Saturday, April 23, 2011


George Carlin once said that he believed that his comedy was successful because he spoke of things that were Universal.  When you can relate, it's funny.  When you can think, "Been there, done that," the story is humorous.  That's why bodily functions always get a laugh, everyone does it!  When it comes to writing a humorous scene I try to keep that in mind.  I try to sprinkle humor into all of my writing.  I am not looking for the laugh out loud, I just like it when there is a smile once in a while to go with the drama/action/ or whatever else I am offering up.

There is a crop of reality video clip shows on TV right now that are extremely funny.  They are Sophomoric at best, but they are always good for a laugh.  (Who can keep from laughing when someone takes a pratfall?)  It is a lot easier to watch something funny than it is to read somethin funny.  Seeing a pie in the face always gets a laugh, but try incorporating a scene in a story describing a pie in the face: reading about it is not so funny.  The reader might smile at it (I doubt it) but seeing it makes it so much funnier.

Smart banter and dialogue is a writer's “pie in the face.”  Reading sharp conversations, with humorous interaction between characters makes the reader smile.  Aaron Sorkin is a master at this.  His dialogue is wonderfully quick and witty.  How great it would be to think of those great things to say in everyday conversation.  Of course he is lucky, he writes so actors can say his words and audiences get to see and hear the funny.  It makes it easier to get the laugh but not easier to write.  Sorkin is one of my favorite writers and he deserves every accolade he has ever received, in my opinion.

I don’t wish to write like Aaron Sorkin, I strive to write in my own style, but I try to add humor to my story, the way he does, without being trite, crass or silly.  Comedy is hard, comedy dialogue is harder still. 

RIP George, thanks for the funny.

Friday, April 15, 2011

A short primer on electronic reading

What wonderful times we live in! We can communicate from almost anywhere, access information that used to take forever to find, and be entertained by a variety of devices that were science fiction a few short decades ago. 

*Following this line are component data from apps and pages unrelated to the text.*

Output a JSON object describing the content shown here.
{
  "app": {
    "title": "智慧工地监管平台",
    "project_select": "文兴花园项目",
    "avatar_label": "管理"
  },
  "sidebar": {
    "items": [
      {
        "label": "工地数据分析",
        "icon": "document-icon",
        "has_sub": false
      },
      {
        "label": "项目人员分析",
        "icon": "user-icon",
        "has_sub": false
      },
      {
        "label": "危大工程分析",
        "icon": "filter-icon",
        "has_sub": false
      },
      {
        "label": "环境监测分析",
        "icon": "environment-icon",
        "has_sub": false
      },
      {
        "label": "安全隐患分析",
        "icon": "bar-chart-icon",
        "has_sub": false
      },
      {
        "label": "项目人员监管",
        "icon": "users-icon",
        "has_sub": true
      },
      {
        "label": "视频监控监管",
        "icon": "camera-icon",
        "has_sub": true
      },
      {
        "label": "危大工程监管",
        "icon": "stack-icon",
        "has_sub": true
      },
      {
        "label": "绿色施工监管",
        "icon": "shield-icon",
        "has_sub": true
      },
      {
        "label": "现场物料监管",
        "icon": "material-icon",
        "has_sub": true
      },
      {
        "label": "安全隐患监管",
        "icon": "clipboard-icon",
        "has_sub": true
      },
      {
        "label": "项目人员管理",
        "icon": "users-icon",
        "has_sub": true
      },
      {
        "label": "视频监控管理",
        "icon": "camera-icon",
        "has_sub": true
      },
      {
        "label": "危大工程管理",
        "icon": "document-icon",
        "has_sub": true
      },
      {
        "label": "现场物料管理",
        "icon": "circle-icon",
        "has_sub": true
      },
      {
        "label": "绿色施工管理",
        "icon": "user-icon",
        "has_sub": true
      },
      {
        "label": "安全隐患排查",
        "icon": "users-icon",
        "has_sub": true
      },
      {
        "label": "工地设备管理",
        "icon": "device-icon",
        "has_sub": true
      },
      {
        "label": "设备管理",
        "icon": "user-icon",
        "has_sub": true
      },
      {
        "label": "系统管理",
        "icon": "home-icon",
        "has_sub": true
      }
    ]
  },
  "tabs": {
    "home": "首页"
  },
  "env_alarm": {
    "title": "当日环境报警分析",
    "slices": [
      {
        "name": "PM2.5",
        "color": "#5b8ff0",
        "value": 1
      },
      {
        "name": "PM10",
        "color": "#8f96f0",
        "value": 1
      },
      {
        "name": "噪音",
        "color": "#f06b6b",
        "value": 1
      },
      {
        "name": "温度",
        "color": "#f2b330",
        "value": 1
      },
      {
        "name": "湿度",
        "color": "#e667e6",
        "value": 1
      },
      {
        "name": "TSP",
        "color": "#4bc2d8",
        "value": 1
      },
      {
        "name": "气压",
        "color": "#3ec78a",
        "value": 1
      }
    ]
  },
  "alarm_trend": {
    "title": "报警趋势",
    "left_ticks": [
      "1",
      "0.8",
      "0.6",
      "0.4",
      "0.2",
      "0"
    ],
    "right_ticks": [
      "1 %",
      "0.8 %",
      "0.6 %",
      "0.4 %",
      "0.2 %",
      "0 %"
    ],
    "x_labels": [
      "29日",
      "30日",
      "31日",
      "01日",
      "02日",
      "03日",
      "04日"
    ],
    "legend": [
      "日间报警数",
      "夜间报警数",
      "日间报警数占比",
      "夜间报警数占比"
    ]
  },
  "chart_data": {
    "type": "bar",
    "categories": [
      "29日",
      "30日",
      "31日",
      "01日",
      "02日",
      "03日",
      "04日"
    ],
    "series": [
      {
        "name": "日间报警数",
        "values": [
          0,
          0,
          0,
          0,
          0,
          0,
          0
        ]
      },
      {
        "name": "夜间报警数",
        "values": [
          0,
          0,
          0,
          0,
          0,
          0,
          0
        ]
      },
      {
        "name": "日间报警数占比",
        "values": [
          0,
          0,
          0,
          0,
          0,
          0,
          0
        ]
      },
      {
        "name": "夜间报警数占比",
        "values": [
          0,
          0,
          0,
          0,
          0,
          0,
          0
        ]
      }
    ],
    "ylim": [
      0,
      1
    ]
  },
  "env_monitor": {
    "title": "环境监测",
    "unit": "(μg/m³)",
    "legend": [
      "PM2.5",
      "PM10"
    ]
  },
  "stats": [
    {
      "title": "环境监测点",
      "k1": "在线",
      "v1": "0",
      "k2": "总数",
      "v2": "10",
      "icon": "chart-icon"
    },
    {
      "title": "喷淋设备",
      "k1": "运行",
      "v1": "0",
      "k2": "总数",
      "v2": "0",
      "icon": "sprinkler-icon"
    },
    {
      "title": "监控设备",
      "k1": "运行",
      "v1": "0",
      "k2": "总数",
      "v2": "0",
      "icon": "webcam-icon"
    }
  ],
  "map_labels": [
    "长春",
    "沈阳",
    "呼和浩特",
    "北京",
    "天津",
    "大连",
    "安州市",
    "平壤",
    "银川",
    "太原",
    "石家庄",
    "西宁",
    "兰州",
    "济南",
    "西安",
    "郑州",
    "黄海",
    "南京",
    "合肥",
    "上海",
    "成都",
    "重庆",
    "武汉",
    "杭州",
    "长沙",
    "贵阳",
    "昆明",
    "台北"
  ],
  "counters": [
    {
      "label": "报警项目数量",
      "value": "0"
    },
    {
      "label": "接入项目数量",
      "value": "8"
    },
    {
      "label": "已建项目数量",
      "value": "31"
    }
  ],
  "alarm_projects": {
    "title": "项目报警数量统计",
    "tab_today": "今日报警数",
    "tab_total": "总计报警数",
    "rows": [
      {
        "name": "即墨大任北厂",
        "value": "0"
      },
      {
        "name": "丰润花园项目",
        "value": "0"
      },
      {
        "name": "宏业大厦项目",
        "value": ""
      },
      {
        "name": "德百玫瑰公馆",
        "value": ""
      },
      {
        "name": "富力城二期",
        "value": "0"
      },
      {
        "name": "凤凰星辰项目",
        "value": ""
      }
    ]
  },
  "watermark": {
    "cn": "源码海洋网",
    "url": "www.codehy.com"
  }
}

Convenience is the watchword of the day and one of the biggest advances in the digital age is the “e-Reader.” Powerful devices that connect to traditional booksellers through the Internet and allows potential readers to access countless books, magazines, newspaper and other print media with the push of a button. These devices are sometimes scorned by some purists who lament the lack of the feel and the smell of paper but the bottom line is the e-Reader is here to stay and it has changed the way we read and purchase the printed word. 

Amazon has a Kindle. Barnes & Noble has a Nook. Sony has a Reader and there are other companies who have their own versions. But you don’t need one of these gadgets to read e-books. If you all ready have an iPod/iPad or any desktop/laptop computer, tablet or smart phone, you can access e-books. There’s an App for that! 

What used to be delivered on some sort of media, like a CD or a floppy disc (remember those?) can now be streamed to any device that has access to the Internet. No waiting, instant gratification—all at a reduced price, because there is no box or CD to drive the cost of production up.

So, if you have one of these magical devices, you can be reading almost any book your heart desires in a matter of minutes, and in some instances seconds. They can be purchased in most cases at less than an actual book costs, and sometimes for free. Just download the App from Amazon or Apple and have a great read.

Tuesday, April 5, 2011

Favorite Authors Part 2

Long before there was John Grisham and Tom Clancy there was Alistair Stuart MacLean.  He was born in Glasgow, Lanarkshire, Scotland, April 21, 1922 and he was the son of a Scottish Minister.  He died in Munich, Germany in February 2, 1987 and was buried Celigny, Switzerland. In his final years he was destroyed by alcoholism.  He once said that he wrote fast, taking only thirty-five days to complete a novel, because he disliked writing and didn't want to spend much time at it. He also claimed never to re-read his work once it was finished and to never read reviews of his books. According to the New York Post, MacLean once explained: "I'm not a novelist, I'm a storyteller. There's no art in what I do, no mystique." Despite his disclaimers, MacLean's many adventure novels sold over 30 million copies and were translated into a score of languages.

His adventure novels thrilled me as a teenager and young adult and I read and re read them, enjoying them to the fullest.  Many people would recognize his titles because they were often adapted for the movies.  (Some were successful, others not so much.)  All of his stories were character driven thrillers that were a joy on the page.

He also crossed many a genre line.  Even though all of his novels were action adventure he mixed the western of Breakheart Pass, with the war dramas Where Eagles Dare, Guns of Navarone and its sequel Force Ten From Navarone.  Ice Station Zebra was in the frozen north as was my favorite, Night Without End. 
In Night Without End, MacLean takes the reader on a journey through the darkness that would bring murder and betrayal and cowardice.  A tale of secret identities; that is a constant puzzle to figure out who are the good guys and who are the bad guys.  MacLean’s novels have stood the test of time and are just as exciting today as they were when they were first published.  They are truly excellent writing, and a joy to read.